Between a Rock and a Hard Place
In recent weeks, I’ve had some pretty great dining experiences around Boston. Yummy meals of late: Dining on fisherman’s-style risotto, fresh doughnuts with rhubarb compote, and rosé at the bar at Tremont 647, which has a new executive chef and pastry chef; checking out Il Casale in its opening weeks (read about it here); dinner with my dad at Tomasso Trattoria (awesome Neapolitan-style pizza and to-die-for tagliatelle alla Bolognese).
But my eating RBI is admittedly better than usual. You have no idea how many half-baked meals I’ve choked down without a peep in the last several months. But we’ve been through this already; the truth is, I just have trouble sending food back.
But then I bit into a rock.
Yep, that’s right. Dining at a new restaurant (which shall remain nameless, but just opened near Faneuil Hall) a few weeks ago, I took a forkful of lentils from beside my roast duck entrée, and chomped down on a tiny pebble. Crack went my fillings. “Whoa,” went my husband.
Since no server came back around till the end of our meal, I had to mention it post-incident. Pointing to what was unmistakably a small black stone on my plate, the server asked, “Is that it?”
“Yup,” I said.
He flicked it. It hopped, clinking, across the plate. “I’ll tell the chef,” he replied.
Ten minutes later, he returned. “Chef says it’s a juniper berry.”
“I looked at it with a magnifying glass and couldn’t tell. But Chef knew what it was. It’s a juniper berry. Used to season the lentils.”
“I know what a juniper berry is,” I said, rubbing my jaw.
The waiter shrugged. End of conversation.
Again, I’m relying on chefs, restaurant owners, and professional eaters to make sense of the evening. Who’s to blame in a situation like this? A chef, who either a) puts petrified juniper berries in his food, or b) fibs about his oversight? The server, who didn’t deem an apology necessary, merited or otherwise? Or me, who apparently can’t tell the difference between stones and food?

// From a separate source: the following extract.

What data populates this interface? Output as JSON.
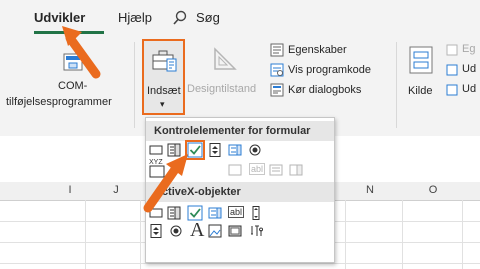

I’m sure all of you have stories—finding razor-sharp bones in your bluefish, a fly in your frittatta, a hair in your ham-and-cheese. What’s the right thing to do when this happens? Should the server offer to replace your meal, take it off the bill, or just shrug and walk away?
Let the debate begin.